This historical house is a fine example of colonial architecture. The site of the Argentine Declaration of Independence in 1816, it was left unmaintained for many years and so fell into disrepair, after which a portion of it had to be demolished and was rebuilt in a simpler form than the original. However, it is still worth visiting to get a sense of the building types from around this time, and you can visit the hall where the declaration was signed.
Congreso de Tucumán 141, San Miguel de Tucumán, Argentina +54 381 431-0826

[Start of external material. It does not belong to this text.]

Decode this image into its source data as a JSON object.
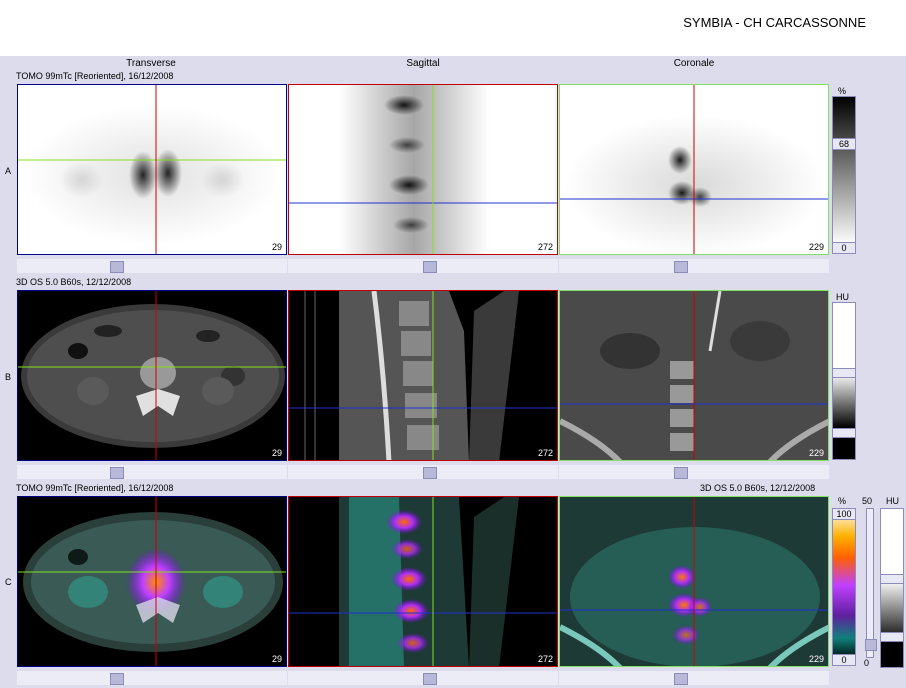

This artistic museum is an homage to Pachamama, or Mother Earth, a god worshipped by the indigenous cultures of northern Argentina, Bolivia and Peru. The museum is home to some interesting statues depicting shaman, and features indigenous motifs and patterns on the pretty stone walls around the complex. There are also exhibitions dedicated to natural sciences and the arts.
Parque Sierra de San Javier
This nature reserve was designated as a biological park in 1974 and was intended to be a “school of nature” administered by the University of Tucuman. Covering an area of over 14,000 hectares, it is home to a variety of wildlife, including many native birds and tree species. There is also a wonderful Yunga forest that visitors can walk around.
This museum of natural sciences is a great option for a day out, especially if you have kids. With sectors showcasing all areas of natural sciences from archaeology to paleontology and geology, the museum has many life-like recreations of animals from as far afield as Africa, and even has a huge skeleton of a dinosaur so you can get up close and personal with these incredible creatures.
Miguel Lillo 250, San Miguel de Tucumán, Argentina +54 381 423-4127
This archaeological site is located in the Calchaquies Valley and at one time was the largest pre-Columbian settlement in the country. Occupying a vast territory of 30 hectares, it was home to the indigenous Quilmes people, and dates back to 850AD. It was first discovered in the late 1880s and can now be visited by tourists, who can walk among the low-lying remains of the village.
Sugarcane is one of the major industries of Tucuman province, and is known worldwide for its sugar production. So it’s perhaps no surprise that there is a museum dedicated to Tucuman’s sugar industry. The museum itself is in a pretty house located on manicured lands, and is another good example of colonial architecture. Inside it has a number of white wall galleries, a stark contrast to the exterior.
Parque 9 de Julio, Tucuman, Argentina +54 381 452-2332
Rio Noque Waterfall
If you’re looking for some light activity during your stay in Tucuman, take a trip to the Cerro San Javier, a 30 minute hike that is suitable for families. After a short walk through the Yunga forest, you will walk along the river and come to a picturesque waterfall on the Rio Noque. Stop and take in the delicate flow of water that winds its way over the stone and into the shallow riverbed below.
Campo de los Alisos National Park
This national park is a nature reserve and protected area, notable for its Yunga forest and biodiversity. Located in the Aconquija mountains at the south end of the Calchaquies Valley, at the lower levels you will encounter a particular type of local jungle, and the further up you go, the more barren and mountainous the landscape becomes.
Alpachiri, Tucumán, Argentina +54 9 3865 40-5985
Our Lady of the Incarnation Cathedral
This is the city’s main church and was founded in 1685, judging by some of the cathedral’s foundations. Architecturally, it is an interesting mix of colonial and hispanic architecture, as well as some later 19th century additions by French and Spanish architects.
Av. 24 de Septiembre 420, San Miguel de Tucumán, Tucumán, Argentina +54 381 421-2707
This nature reserve boasts a host of great natural features such as rivers, creeks, streams and waterfalls, all set within beautiful hills. To reach the waterfalls, you can follow the river, or take the path between the hills. The first path is shorter but more challenging, while the second is longer but much easier to navigate.